The 12th board exams were eventually done after being indefinitely delayed by the ghastly Gujarat riots. There were a good 5-6 months for university to begin. Dad said, “Utilize this time. Learn something new. You’ll probably never get this kind of a break ever again.” Right! So I learnt driving for a fortnight and then enrolled in the Department of Foreign Languages for a beginner’s course in German (or should I say Deutsche).
Those were one of the most unexpected fun days of my life! I was 18, right out of high school, never before had I had the opportunity to be part of such a mixed crowd. To begin with, we were not of the same age. My best friend and I were the youngest in the class. There were college students, some PhD folks, some newly working class, people from the field of commerce, arts, fine arts – it kind of reminded me of the TV series “Mind Your Language”! We were a bunch of 20 people being tutored at the picturesque Faculty of Arts at the Maharaja Sayajirao University of Baroda or popularly called just the MSU. The old architecture red brick buildings, the never ending green lawns and slopes, the university campus, the freedom… For once, I was attending a class where there was no restriction of uniform, you could put on nail-paint, leave your hair open, even wear fancy accessories – It was fun!
OK. So coming to the trip, at the end of the two-month course, as a parting memory, the department took us out on a two-day trip to Diu, a fishing town by the Arabian Sea. Diu, known for its heavy Portuguese influence, is in fact a tiny island off the southern coast of Gujarat. This was going to be my first trip away from home ever! I had a good hard time convincing my parents about it. Finally they agreed, all because my best friend was gonna be accompanied by her Mom! Her then-good-friend and now husband came along too! 🙂 And it was fun to be around the young hesitant lovers! Those days, neither of them had confessed their feelings to each other but like I told them when I met them in San Diego years later, it was evident and destined!
The Portuguese influence on Diu is evident right from the moment one sets foot in the town. The seafront fort, the cathedral, the beach, the walk around the alleys, the unexpected discovery of hidden caves (and a whole lot of them, like the ones in The National Treasure – Book of Secrets), the incident of losing my wallet and with it 500 bucks (was very cross with myself that day), the Kathiavadi lunch at the roadside Dhaba en route to Somnath, the bus journey in the night!
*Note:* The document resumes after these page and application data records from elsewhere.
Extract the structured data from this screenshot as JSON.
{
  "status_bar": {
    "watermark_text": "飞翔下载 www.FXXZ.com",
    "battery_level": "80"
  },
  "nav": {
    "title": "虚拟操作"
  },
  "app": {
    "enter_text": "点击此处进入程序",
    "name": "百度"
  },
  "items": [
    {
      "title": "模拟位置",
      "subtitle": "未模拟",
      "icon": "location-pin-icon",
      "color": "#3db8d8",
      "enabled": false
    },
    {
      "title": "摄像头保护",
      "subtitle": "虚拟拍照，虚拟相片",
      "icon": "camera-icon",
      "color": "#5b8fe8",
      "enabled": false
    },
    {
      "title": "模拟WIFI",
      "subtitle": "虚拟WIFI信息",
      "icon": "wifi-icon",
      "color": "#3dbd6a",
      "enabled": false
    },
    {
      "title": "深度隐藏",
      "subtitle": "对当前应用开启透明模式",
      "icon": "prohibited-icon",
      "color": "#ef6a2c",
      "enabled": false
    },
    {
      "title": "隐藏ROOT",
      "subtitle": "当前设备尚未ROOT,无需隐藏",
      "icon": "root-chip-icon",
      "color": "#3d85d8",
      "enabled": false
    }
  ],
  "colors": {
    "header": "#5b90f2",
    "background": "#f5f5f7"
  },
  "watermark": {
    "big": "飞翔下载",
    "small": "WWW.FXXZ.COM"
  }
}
Goosebumps! Of all these, the image that has stayed with me all this while is my parents seeing me off in the night as the bus departed for Diu. My father all smiles, my mother tensed!